(Page and application data records)

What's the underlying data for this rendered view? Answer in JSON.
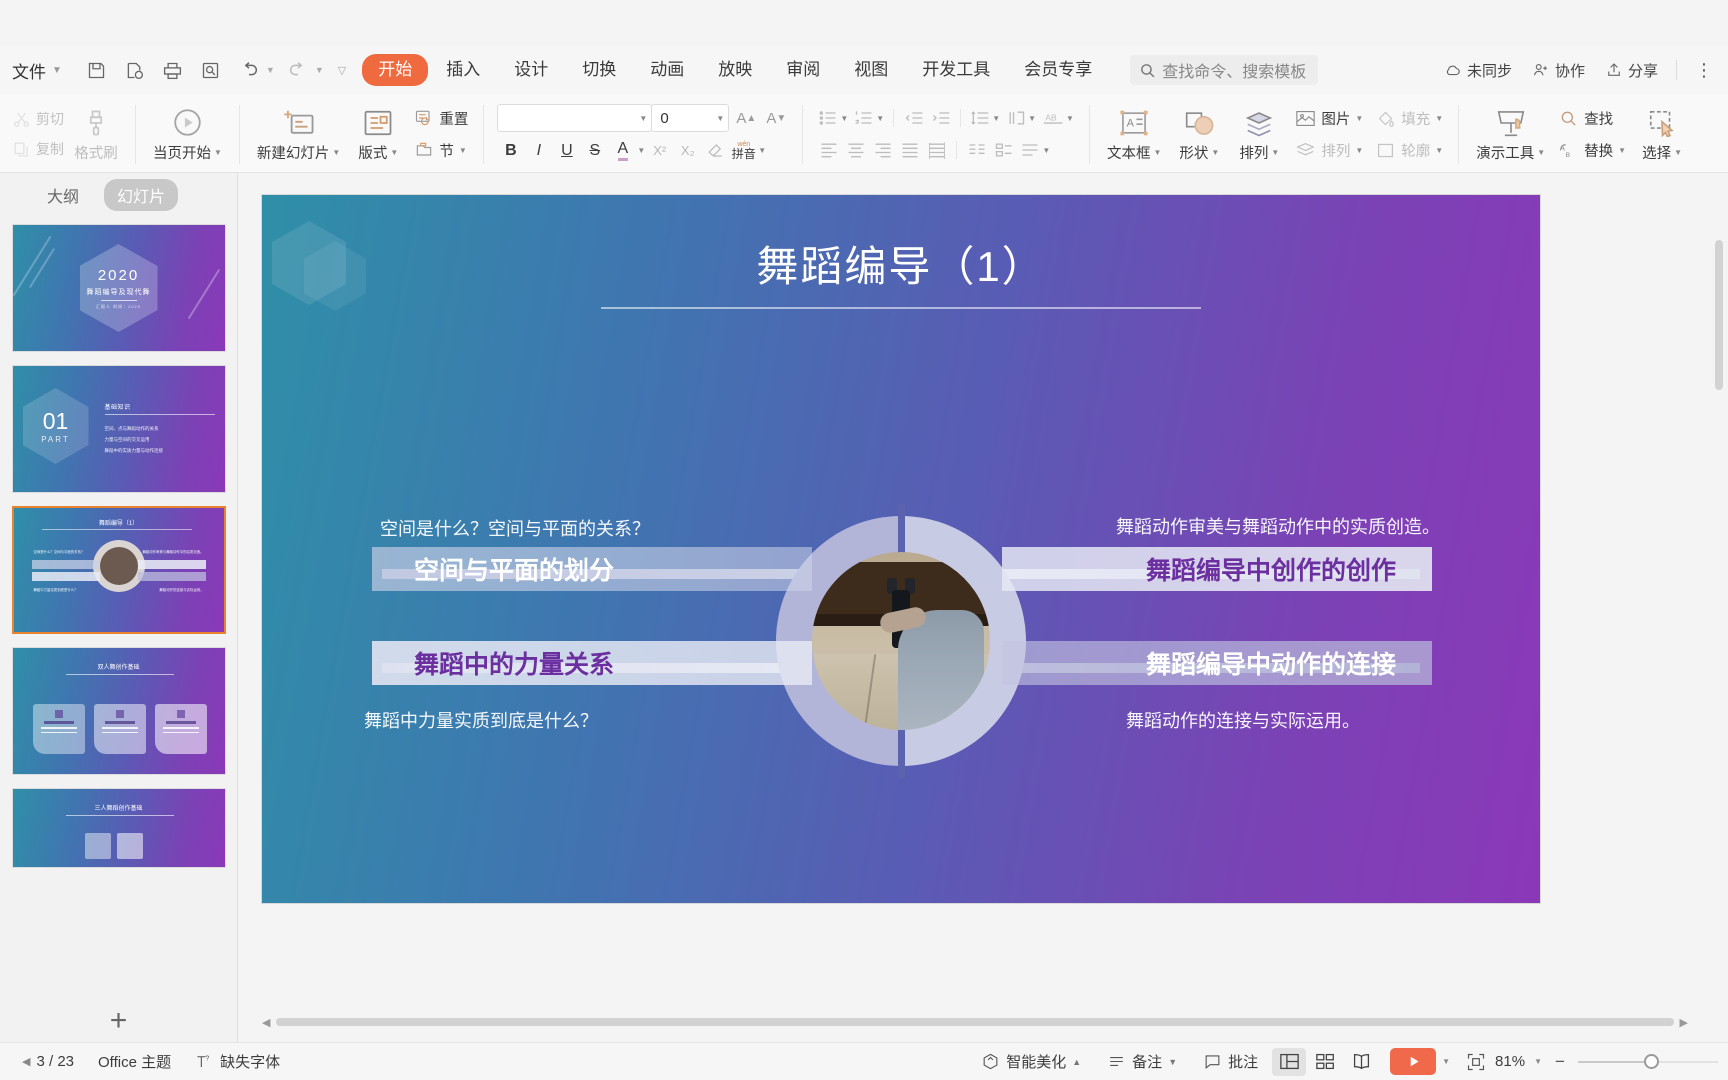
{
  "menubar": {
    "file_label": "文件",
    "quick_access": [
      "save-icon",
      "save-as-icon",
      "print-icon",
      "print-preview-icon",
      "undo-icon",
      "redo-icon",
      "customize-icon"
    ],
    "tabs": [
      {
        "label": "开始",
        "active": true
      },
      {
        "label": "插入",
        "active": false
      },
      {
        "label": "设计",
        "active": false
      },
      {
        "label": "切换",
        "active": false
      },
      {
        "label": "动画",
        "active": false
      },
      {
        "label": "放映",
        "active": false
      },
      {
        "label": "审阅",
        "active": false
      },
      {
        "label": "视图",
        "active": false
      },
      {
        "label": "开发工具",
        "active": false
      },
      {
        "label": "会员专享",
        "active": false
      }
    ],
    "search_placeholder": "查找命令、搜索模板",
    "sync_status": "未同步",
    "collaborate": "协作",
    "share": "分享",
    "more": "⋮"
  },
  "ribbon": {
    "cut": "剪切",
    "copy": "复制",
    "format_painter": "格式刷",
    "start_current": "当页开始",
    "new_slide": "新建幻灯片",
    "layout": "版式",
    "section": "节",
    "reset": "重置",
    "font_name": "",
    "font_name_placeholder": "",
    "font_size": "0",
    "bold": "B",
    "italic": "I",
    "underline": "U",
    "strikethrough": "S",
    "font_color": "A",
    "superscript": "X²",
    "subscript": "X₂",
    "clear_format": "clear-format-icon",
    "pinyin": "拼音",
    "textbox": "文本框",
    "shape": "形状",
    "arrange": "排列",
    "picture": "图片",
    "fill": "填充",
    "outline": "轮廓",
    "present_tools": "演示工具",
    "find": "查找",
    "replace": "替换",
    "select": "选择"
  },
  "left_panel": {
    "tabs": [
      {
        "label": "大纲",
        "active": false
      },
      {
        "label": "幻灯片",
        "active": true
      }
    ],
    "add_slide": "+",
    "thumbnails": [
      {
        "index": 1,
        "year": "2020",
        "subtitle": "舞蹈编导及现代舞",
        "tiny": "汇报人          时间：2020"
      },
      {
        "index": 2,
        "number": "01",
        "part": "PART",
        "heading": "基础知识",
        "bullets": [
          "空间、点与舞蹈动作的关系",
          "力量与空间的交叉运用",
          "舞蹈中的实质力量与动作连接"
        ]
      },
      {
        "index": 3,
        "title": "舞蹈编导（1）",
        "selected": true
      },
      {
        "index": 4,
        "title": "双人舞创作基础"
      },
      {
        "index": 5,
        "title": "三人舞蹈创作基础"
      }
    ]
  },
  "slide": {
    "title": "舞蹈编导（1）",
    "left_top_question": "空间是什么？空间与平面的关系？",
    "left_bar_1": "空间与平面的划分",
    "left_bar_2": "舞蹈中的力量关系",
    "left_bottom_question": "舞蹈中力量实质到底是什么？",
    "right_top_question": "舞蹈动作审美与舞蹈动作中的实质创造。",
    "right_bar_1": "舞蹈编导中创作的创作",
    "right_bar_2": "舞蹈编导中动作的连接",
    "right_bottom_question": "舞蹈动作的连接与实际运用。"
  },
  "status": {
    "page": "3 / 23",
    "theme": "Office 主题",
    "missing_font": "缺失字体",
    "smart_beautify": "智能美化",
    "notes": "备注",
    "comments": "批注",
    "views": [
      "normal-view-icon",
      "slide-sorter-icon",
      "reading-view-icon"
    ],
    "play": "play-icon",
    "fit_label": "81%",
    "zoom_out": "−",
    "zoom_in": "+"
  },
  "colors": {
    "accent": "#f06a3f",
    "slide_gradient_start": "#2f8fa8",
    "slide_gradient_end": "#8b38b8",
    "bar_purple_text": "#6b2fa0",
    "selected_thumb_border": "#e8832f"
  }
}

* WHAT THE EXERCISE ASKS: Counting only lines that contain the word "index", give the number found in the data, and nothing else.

* ANSWER BOX: 5